*** Opening Data to use ***

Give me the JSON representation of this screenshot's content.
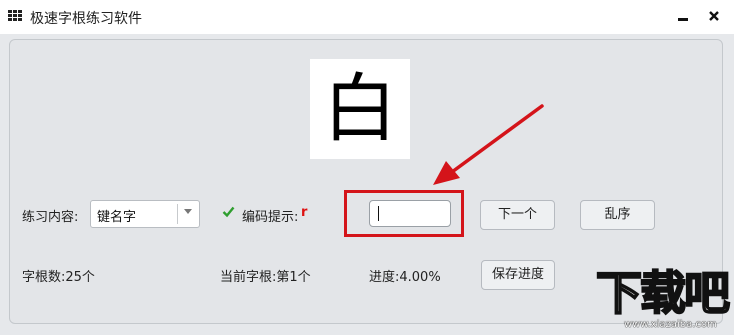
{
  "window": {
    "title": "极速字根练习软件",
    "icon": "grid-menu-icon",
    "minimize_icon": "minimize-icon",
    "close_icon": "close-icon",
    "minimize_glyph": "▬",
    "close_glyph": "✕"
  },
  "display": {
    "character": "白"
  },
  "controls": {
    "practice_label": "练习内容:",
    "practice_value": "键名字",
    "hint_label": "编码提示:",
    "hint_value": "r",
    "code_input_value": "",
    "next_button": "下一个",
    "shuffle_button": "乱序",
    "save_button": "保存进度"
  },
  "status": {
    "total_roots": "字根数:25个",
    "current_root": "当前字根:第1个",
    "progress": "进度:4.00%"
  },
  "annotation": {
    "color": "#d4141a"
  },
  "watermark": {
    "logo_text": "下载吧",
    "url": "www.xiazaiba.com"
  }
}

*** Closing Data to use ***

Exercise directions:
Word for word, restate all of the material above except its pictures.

Written reply:
Give me the JSON representation of this screenshot's content.
{
  "window": {
    "title": "极速字根练习软件",
    "icon": "grid-menu-icon",
    "minimize_icon": "minimize-icon",
    "close_icon": "close-icon",
    "minimize_glyph": "▬",
    "close_glyph": "✕"
  },
  "display": {
    "character": "白"
  },
  "controls": {
    "practice_label": "练习内容:",
    "practice_value": "键名字",
    "hint_label": "编码提示:",
    "hint_value": "r",
    "code_input_value": "",
    "next_button": "下一个",
    "shuffle_button": "乱序",
    "save_button": "保存进度"
  },
  "status": {
    "total_roots": "字根数:25个",
    "current_root": "当前字根:第1个",
    "progress": "进度:4.00%"
  },
  "annotation": {
    "color": "#d4141a"
  },
  "watermark": {
    "logo_text": "下载吧",
    "url": "www.xiazaiba.com"
  }
}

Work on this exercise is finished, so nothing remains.